== LISTED ENTRIES ==
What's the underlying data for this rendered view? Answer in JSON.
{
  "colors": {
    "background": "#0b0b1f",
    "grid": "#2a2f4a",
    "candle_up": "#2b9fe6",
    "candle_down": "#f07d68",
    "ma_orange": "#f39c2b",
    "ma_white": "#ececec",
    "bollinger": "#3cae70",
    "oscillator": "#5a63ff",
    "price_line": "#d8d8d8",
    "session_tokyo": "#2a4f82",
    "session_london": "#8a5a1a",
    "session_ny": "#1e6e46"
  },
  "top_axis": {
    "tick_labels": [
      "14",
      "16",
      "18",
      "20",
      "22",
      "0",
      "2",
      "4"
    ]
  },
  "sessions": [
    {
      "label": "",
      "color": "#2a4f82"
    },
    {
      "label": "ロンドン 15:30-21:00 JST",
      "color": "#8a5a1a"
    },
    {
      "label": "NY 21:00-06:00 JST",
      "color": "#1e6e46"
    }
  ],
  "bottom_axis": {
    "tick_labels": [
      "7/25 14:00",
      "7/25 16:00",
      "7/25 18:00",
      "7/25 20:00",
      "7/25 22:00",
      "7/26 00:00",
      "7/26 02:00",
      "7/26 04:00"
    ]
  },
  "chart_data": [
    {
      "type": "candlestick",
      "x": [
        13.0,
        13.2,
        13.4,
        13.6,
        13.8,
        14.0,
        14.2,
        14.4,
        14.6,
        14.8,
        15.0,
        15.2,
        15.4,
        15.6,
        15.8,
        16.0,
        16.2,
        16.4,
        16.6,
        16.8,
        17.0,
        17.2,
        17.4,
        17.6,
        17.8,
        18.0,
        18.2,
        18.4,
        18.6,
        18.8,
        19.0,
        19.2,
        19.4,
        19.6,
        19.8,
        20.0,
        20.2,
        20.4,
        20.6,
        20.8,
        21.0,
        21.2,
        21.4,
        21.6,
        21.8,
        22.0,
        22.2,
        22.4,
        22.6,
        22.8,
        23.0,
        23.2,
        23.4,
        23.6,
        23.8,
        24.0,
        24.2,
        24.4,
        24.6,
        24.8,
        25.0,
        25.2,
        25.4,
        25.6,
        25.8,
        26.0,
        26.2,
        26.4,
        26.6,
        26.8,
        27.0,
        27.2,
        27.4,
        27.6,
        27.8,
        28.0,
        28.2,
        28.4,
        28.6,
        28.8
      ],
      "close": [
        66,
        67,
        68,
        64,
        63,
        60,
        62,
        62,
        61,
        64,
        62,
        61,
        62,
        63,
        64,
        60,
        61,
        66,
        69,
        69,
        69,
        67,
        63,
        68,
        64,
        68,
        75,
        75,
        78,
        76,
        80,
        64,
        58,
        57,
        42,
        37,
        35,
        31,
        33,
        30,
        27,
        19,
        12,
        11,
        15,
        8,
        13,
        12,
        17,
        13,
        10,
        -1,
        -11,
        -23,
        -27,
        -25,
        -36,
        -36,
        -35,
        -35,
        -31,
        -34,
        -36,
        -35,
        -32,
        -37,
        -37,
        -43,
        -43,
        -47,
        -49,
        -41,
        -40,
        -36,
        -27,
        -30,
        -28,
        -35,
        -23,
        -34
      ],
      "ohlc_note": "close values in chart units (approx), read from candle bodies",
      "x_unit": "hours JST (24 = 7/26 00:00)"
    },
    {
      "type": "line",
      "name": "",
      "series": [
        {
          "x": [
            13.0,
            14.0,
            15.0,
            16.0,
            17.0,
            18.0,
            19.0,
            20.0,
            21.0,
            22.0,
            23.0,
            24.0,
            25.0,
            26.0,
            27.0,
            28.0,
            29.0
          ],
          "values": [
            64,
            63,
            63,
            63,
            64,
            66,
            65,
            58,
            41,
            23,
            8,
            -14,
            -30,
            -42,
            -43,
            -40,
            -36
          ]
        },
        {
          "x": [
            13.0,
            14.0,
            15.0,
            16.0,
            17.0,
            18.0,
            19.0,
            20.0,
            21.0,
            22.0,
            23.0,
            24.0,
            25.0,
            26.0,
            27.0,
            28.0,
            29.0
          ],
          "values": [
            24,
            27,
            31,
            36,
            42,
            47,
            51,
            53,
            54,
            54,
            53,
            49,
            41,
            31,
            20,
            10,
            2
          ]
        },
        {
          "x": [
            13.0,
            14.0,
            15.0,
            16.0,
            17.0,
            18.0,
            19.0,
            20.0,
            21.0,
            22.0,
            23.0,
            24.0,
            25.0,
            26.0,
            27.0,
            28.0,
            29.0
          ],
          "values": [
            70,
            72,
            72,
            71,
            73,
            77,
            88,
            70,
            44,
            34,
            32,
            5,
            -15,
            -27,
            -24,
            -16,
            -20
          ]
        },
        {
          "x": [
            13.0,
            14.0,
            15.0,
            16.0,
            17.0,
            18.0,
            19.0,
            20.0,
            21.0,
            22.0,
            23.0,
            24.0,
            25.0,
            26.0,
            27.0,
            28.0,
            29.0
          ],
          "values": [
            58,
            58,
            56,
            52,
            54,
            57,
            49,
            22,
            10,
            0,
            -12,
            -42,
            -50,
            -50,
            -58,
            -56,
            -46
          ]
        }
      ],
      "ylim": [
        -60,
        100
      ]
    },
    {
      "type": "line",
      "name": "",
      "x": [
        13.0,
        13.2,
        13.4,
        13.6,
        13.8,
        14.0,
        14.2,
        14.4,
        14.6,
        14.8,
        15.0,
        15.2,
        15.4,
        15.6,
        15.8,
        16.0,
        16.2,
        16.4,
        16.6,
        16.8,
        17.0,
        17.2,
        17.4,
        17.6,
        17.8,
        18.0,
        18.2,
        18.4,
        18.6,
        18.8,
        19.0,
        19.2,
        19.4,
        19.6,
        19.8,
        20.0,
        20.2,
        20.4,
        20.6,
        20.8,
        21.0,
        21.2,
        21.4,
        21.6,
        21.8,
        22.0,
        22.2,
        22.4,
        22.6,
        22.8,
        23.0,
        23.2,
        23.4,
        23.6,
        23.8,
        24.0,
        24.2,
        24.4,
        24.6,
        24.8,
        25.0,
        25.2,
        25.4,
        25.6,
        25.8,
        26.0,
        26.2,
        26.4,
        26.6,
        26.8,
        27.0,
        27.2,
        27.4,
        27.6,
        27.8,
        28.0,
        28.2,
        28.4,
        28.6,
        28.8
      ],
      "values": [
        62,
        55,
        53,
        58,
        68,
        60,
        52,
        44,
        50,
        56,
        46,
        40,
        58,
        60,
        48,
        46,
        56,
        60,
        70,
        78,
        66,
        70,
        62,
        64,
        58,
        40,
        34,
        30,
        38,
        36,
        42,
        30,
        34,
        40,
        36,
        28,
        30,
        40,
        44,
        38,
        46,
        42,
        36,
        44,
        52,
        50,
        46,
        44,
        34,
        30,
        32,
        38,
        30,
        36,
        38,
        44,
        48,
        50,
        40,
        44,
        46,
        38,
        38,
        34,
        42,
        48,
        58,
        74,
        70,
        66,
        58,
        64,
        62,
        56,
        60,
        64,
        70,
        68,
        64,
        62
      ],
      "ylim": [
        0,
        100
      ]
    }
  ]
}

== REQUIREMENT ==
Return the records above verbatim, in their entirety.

== ANSWER TO THIS EXERCISE ==
What's the underlying data for this rendered view? Answer in JSON.
{
  "colors": {
    "background": "#0b0b1f",
    "grid": "#2a2f4a",
    "candle_up": "#2b9fe6",
    "candle_down": "#f07d68",
    "ma_orange": "#f39c2b",
    "ma_white": "#ececec",
    "bollinger": "#3cae70",
    "oscillator": "#5a63ff",
    "price_line": "#d8d8d8",
    "session_tokyo": "#2a4f82",
    "session_london": "#8a5a1a",
    "session_ny": "#1e6e46"
  },
  "top_axis": {
    "tick_labels": [
      "14",
      "16",
      "18",
      "20",
      "22",
      "0",
      "2",
      "4"
    ]
  },
  "sessions": [
    {
      "label": "",
      "color": "#2a4f82"
    },
    {
      "label": "ロンドン 15:30-21:00 JST",
      "color": "#8a5a1a"
    },
    {
      "label": "NY 21:00-06:00 JST",
      "color": "#1e6e46"
    }
  ],
  "bottom_axis": {
    "tick_labels": [
      "7/25 14:00",
      "7/25 16:00",
      "7/25 18:00",
      "7/25 20:00",
      "7/25 22:00",
      "7/26 00:00",
      "7/26 02:00",
      "7/26 04:00"
    ]
  },
  "chart_data": [
    {
      "type": "candlestick",
      "x": [
        13.0,
        13.2,
        13.4,
        13.6,
        13.8,
        14.0,
        14.2,
        14.4,
        14.6,
        14.8,
        15.0,
        15.2,
        15.4,
        15.6,
        15.8,
        16.0,
        16.2,
        16.4,
        16.6,
        16.8,
        17.0,
        17.2,
        17.4,
        17.6,
        17.8,
        18.0,
        18.2,
        18.4,
        18.6,
        18.8,
        19.0,
        19.2,
        19.4,
        19.6,
        19.8,
        20.0,
        20.2,
        20.4,
        20.6,
        20.8,
        21.0,
        21.2,
        21.4,
        21.6,
        21.8,
        22.0,
        22.2,
        22.4,
        22.6,
        22.8,
        23.0,
        23.2,
        23.4,
        23.6,
        23.8,
        24.0,
        24.2,
        24.4,
        24.6,
        24.8,
        25.0,
        25.2,
        25.4,
        25.6,
        25.8,
        26.0,
        26.2,
        26.4,
        26.6,
        26.8,
        27.0,
        27.2,
        27.4,
        27.6,
        27.8,
        28.0,
        28.2,
        28.4,
        28.6,
        28.8
      ],
      "close": [
        66,
        67,
        68,
        64,
        63,
        60,
        62,
        62,
        61,
        64,
        62,
        61,
        62,
        63,
        64,
        60,
        61,
        66,
        69,
        69,
        69,
        67,
        63,
        68,
        64,
        68,
        75,
        75,
        78,
        76,
        80,
        64,
        58,
        57,
        42,
        37,
        35,
        31,
        33,
        30,
        27,
        19,
        12,
        11,
        15,
        8,
        13,
        12,
        17,
        13,
        10,
        -1,
        -11,
        -23,
        -27,
        -25,
        -36,
        -36,
        -35,
        -35,
        -31,
        -34,
        -36,
        -35,
        -32,
        -37,
        -37,
        -43,
        -43,
        -47,
        -49,
        -41,
        -40,
        -36,
        -27,
        -30,
        -28,
        -35,
        -23,
        -34
      ],
      "ohlc_note": "close values in chart units (approx), read from candle bodies",
      "x_unit": "hours JST (24 = 7/26 00:00)"
    },
    {
      "type": "line",
      "name": "",
      "series": [
        {
          "x": [
            13.0,
            14.0,
            15.0,
            16.0,
            17.0,
            18.0,
            19.0,
            20.0,
            21.0,
            22.0,
            23.0,
            24.0,
            25.0,
            26.0,
            27.0,
            28.0,
            29.0
          ],
          "values": [
            64,
            63,
            63,
            63,
            64,
            66,
            65,
            58,
            41,
            23,
            8,
            -14,
            -30,
            -42,
            -43,
            -40,
            -36
          ]
        },
        {
          "x": [
            13.0,
            14.0,
            15.0,
            16.0,
            17.0,
            18.0,
            19.0,
            20.0,
            21.0,
            22.0,
            23.0,
            24.0,
            25.0,
            26.0,
            27.0,
            28.0,
            29.0
          ],
          "values": [
            24,
            27,
            31,
            36,
            42,
            47,
            51,
            53,
            54,
            54,
            53,
            49,
            41,
            31,
            20,
            10,
            2
          ]
        },
        {
          "x": [
            13.0,
            14.0,
            15.0,
            16.0,
            17.0,
            18.0,
            19.0,
            20.0,
            21.0,
            22.0,
            23.0,
            24.0,
            25.0,
            26.0,
            27.0,
            28.0,
            29.0
          ],
          "values": [
            70,
            72,
            72,
            71,
            73,
            77,
            88,
            70,
            44,
            34,
            32,
            5,
            -15,
            -27,
            -24,
            -16,
            -20
          ]
        },
        {
          "x": [
            13.0,
            14.0,
            15.0,
            16.0,
            17.0,
            18.0,
            19.0,
            20.0,
            21.0,
            22.0,
            23.0,
            24.0,
            25.0,
            26.0,
            27.0,
            28.0,
            29.0
          ],
          "values": [
            58,
            58,
            56,
            52,
            54,
            57,
            49,
            22,
            10,
            0,
            -12,
            -42,
            -50,
            -50,
            -58,
            -56,
            -46
          ]
        }
      ],
      "ylim": [
        -60,
        100
      ]
    },
    {
      "type": "line",
      "name": "",
      "x": [
        13.0,
        13.2,
        13.4,
        13.6,
        13.8,
        14.0,
        14.2,
        14.4,
        14.6,
        14.8,
        15.0,
        15.2,
        15.4,
        15.6,
        15.8,
        16.0,
        16.2,
        16.4,
        16.6,
        16.8,
        17.0,
        17.2,
        17.4,
        17.6,
        17.8,
        18.0,
        18.2,
        18.4,
        18.6,
        18.8,
        19.0,
        19.2,
        19.4,
        19.6,
        19.8,
        20.0,
        20.2,
        20.4,
        20.6,
        20.8,
        21.0,
        21.2,
        21.4,
        21.6,
        21.8,
        22.0,
        22.2,
        22.4,
        22.6,
        22.8,
        23.0,
        23.2,
        23.4,
        23.6,
        23.8,
        24.0,
        24.2,
        24.4,
        24.6,
        24.8,
        25.0,
        25.2,
        25.4,
        25.6,
        25.8,
        26.0,
        26.2,
        26.4,
        26.6,
        26.8,
        27.0,
        27.2,
        27.4,
        27.6,
        27.8,
        28.0,
        28.2,
        28.4,
        28.6,
        28.8
      ],
      "values": [
        62,
        55,
        53,
        58,
        68,
        60,
        52,
        44,
        50,
        56,
        46,
        40,
        58,
        60,
        48,
        46,
        56,
        60,
        70,
        78,
        66,
        70,
        62,
        64,
        58,
        40,
        34,
        30,
        38,
        36,
        42,
        30,
        34,
        40,
        36,
        28,
        30,
        40,
        44,
        38,
        46,
        42,
        36,
        44,
        52,
        50,
        46,
        44,
        34,
        30,
        32,
        38,
        30,
        36,
        38,
        44,
        48,
        50,
        40,
        44,
        46,
        38,
        38,
        34,
        42,
        48,
        58,
        74,
        70,
        66,
        58,
        64,
        62,
        56,
        60,
        64,
        70,
        68,
        64,
        62
      ],
      "ylim": [
        0,
        100
      ]
    }
  ]
}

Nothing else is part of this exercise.